══ Data provided ══
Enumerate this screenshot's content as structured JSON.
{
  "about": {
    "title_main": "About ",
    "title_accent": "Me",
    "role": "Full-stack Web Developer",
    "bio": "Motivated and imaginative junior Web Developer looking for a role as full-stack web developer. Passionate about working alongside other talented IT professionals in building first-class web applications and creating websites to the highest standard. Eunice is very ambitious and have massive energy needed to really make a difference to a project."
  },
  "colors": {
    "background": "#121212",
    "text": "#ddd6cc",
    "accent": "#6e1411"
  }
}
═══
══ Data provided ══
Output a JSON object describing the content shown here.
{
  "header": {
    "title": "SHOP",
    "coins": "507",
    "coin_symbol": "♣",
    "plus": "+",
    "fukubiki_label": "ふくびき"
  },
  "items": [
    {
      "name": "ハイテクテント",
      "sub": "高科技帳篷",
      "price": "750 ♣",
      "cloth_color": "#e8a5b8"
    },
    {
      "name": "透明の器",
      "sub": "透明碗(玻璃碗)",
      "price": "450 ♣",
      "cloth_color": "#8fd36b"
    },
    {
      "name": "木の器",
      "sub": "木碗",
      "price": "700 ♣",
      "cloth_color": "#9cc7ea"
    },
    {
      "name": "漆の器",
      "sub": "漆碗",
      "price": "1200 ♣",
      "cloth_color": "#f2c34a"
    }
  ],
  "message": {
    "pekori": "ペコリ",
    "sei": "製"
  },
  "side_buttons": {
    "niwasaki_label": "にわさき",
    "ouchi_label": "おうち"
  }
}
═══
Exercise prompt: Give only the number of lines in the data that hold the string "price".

Answer to the problem: 4